■ What to produce: Please repeat every record below exactly as written, but leave out the pictures.

■ Records supplied:

· · ·

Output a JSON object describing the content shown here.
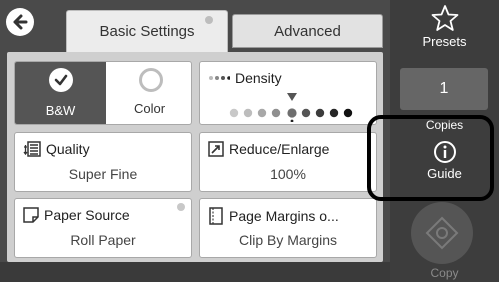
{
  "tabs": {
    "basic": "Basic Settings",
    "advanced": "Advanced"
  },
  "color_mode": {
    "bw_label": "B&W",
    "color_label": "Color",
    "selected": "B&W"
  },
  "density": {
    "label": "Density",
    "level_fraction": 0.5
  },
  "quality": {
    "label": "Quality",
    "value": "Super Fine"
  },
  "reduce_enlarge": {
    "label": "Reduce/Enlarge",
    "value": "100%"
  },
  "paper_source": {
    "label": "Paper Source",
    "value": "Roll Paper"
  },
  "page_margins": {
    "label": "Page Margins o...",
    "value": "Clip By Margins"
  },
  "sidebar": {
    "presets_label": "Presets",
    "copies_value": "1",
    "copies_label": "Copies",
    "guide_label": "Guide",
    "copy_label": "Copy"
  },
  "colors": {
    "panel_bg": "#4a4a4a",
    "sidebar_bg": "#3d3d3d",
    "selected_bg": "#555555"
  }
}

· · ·

■ Solved exercise:
Output a JSON object describing the content shown here.
{
  "tabs": {
    "basic": "Basic Settings",
    "advanced": "Advanced"
  },
  "color_mode": {
    "bw_label": "B&W",
    "color_label": "Color",
    "selected": "B&W"
  },
  "density": {
    "label": "Density",
    "level_fraction": 0.5
  },
  "quality": {
    "label": "Quality",
    "value": "Super Fine"
  },
  "reduce_enlarge": {
    "label": "Reduce/Enlarge",
    "value": "100%"
  },
  "paper_source": {
    "label": "Paper Source",
    "value": "Roll Paper"
  },
  "page_margins": {
    "label": "Page Margins o...",
    "value": "Clip By Margins"
  },
  "sidebar": {
    "presets_label": "Presets",
    "copies_value": "1",
    "copies_label": "Copies",
    "guide_label": "Guide",
    "copy_label": "Copy"
  },
  "colors": {
    "panel_bg": "#4a4a4a",
    "sidebar_bg": "#3d3d3d",
    "selected_bg": "#555555"
  }
}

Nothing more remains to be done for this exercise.